**To do**
Output the records that follow, with every character intact.

**Data extract**
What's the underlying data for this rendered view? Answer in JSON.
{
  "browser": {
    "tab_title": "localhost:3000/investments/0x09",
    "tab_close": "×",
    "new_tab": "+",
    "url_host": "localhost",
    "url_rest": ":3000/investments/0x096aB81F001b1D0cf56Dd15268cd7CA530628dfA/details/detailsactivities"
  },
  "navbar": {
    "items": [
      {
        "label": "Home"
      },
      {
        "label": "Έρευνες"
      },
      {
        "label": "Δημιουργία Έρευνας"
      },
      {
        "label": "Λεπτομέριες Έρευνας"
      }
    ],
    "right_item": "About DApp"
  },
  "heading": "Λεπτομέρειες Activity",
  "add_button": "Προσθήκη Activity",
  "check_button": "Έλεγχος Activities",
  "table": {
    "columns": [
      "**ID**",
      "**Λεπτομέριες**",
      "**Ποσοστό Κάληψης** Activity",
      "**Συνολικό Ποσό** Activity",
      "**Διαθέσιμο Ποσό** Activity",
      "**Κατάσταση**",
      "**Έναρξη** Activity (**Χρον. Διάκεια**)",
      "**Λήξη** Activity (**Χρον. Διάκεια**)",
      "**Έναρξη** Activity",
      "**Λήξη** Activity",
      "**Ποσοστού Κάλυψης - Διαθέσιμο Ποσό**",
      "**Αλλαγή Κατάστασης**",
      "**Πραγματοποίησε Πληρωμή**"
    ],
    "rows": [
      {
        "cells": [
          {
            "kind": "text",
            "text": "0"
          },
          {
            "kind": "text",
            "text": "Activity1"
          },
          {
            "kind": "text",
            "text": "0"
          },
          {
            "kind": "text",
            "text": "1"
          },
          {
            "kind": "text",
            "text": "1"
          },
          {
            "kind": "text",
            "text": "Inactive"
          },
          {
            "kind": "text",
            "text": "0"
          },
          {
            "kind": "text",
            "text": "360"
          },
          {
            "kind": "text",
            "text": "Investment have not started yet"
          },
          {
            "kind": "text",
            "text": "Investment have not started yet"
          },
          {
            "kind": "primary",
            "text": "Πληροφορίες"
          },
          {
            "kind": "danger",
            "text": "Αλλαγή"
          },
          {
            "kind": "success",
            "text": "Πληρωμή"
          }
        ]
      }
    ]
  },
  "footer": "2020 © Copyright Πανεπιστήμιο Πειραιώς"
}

**Expected answer**
What's the underlying data for this rendered view? Answer in JSON.
{
  "browser": {
    "tab_title": "localhost:3000/investments/0x09",
    "tab_close": "×",
    "new_tab": "+",
    "url_host": "localhost",
    "url_rest": ":3000/investments/0x096aB81F001b1D0cf56Dd15268cd7CA530628dfA/details/detailsactivities"
  },
  "navbar": {
    "items": [
      {
        "label": "Home"
      },
      {
        "label": "Έρευνες"
      },
      {
        "label": "Δημιουργία Έρευνας"
      },
      {
        "label": "Λεπτομέριες Έρευνας"
      }
    ],
    "right_item": "About DApp"
  },
  "heading": "Λεπτομέρειες Activity",
  "add_button": "Προσθήκη Activity",
  "check_button": "Έλεγχος Activities",
  "table": {
    "columns": [
      "**ID**",
      "**Λεπτομέριες**",
      "**Ποσοστό Κάληψης** Activity",
      "**Συνολικό Ποσό** Activity",
      "**Διαθέσιμο Ποσό** Activity",
      "**Κατάσταση**",
      "**Έναρξη** Activity (**Χρον. Διάκεια**)",
      "**Λήξη** Activity (**Χρον. Διάκεια**)",
      "**Έναρξη** Activity",
      "**Λήξη** Activity",
      "**Ποσοστού Κάλυψης - Διαθέσιμο Ποσό**",
      "**Αλλαγή Κατάστασης**",
      "**Πραγματοποίησε Πληρωμή**"
    ],
    "rows": [
      {
        "cells": [
          {
            "kind": "text",
            "text": "0"
          },
          {
            "kind": "text",
            "text": "Activity1"
          },
          {
            "kind": "text",
            "text": "0"
          },
          {
            "kind": "text",
            "text": "1"
          },
          {
            "kind": "text",
            "text": "1"
          },
          {
            "kind": "text",
            "text": "Inactive"
          },
          {
            "kind": "text",
            "text": "0"
          },
          {
            "kind": "text",
            "text": "360"
          },
          {
            "kind": "text",
            "text": "Investment have not started yet"
          },
          {
            "kind": "text",
            "text": "Investment have not started yet"
          },
          {
            "kind": "primary",
            "text": "Πληροφορίες"
          },
          {
            "kind": "danger",
            "text": "Αλλαγή"
          },
          {
            "kind": "success",
            "text": "Πληρωμή"
          }
        ]
      }
    ]
  },
  "footer": "2020 © Copyright Πανεπιστήμιο Πειραιώς"
}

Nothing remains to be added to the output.